Speaking at last week's Private Healthcare Australia conference in Melbourne, Mr Hunt said the public-private mix in Australia underpinned what is "the best system in the world."

As he prepares to consider submissions from private health insurers for next year's premium increases, the minister said Australians "value it immensely".

"People scrimp and save to retain their private health insurance because they believe in choice and want peace of mind," he said. 

"They do have two great concerns. Affordability is one, with annual premium increases of around 5.6 per cent over the past decade, and they also want no surprises. 'I thought I was covered' is a common complaint.

"Working to address these concerns underpinned what we did with the recent reform package."

The reforms (view complete list of reforms here) included the introduction of a Lifetime Health Cover discount, a further $300 million in savings from the Prostheses List along with a strategic agreement between government and the medical device sector, the introduction of product categories (Gold/Silver/Bronze), an extension in coverage for mental health services and the development of standardised clinical terminology.

"These reforms will ease upward pressure on premiums with health insurers committed to passing on the full benefit of prostheses price reductions to consumers."

Mr Hunt said the Turnbull government's approach to reform since last year's election has been premised on a number of 'pillars'.

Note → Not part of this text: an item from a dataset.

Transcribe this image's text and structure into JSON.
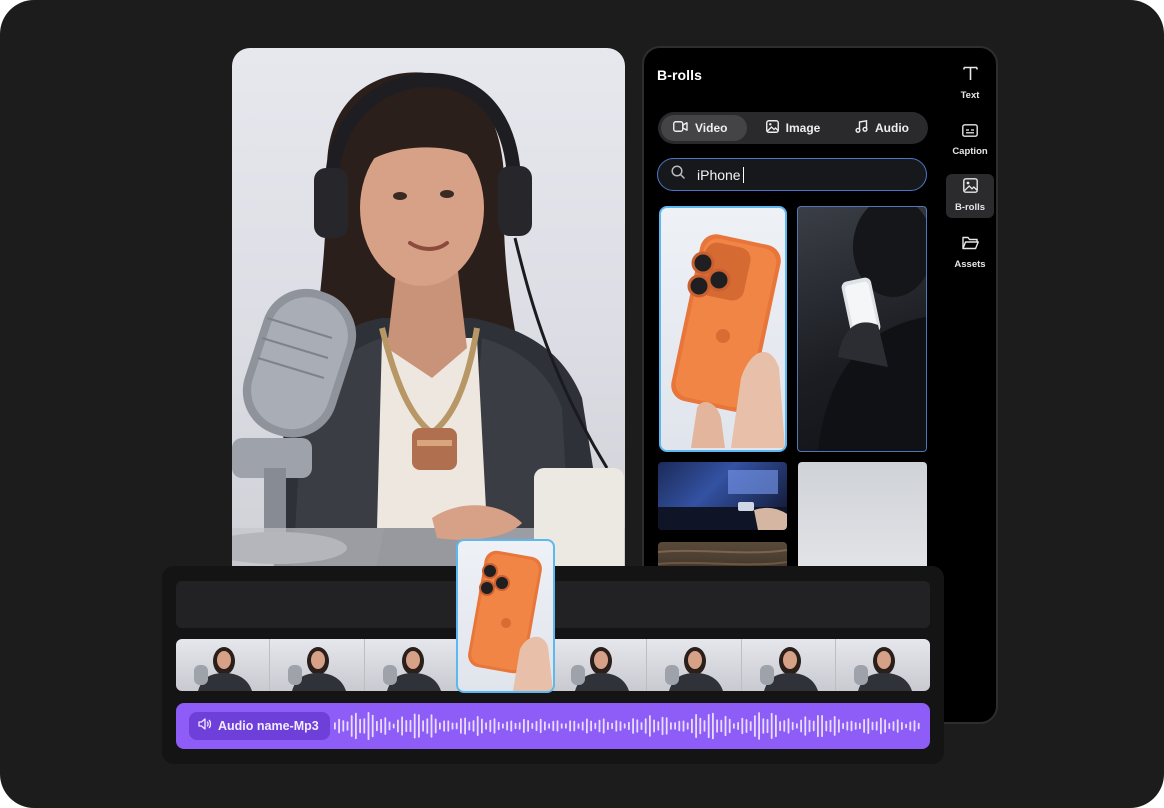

The first was primary care, pharmacy and the medicines industry, with new reforms and agreements with the sector's key representative groups.

The second has been private health, including prostheses pricing, with the need to avoid the risk of repeating the "early 1990s scenario" when the number of Australians with private health insurance dropped dramatically. "This put pressure on public hospitals," said Mr Hunt.

Additional pillars relate to mental health and a doubling of funding for medical research through the Medical Research Future Fund.

"The next challenge is hospital funding and the renegotiation of agreements with the states and territories," he said, adding the "harvesting of private patients" by public hospitals is unacceptable because of the impact on waiting lists.

A recent discussion paper from the Department of Heath found that, if the number of private patients in the public sector had grown at the same rate as private patients in private hospitals since 2010-11, private health insurance premiums in 2015-16 would have been about 2.5 per cent lower.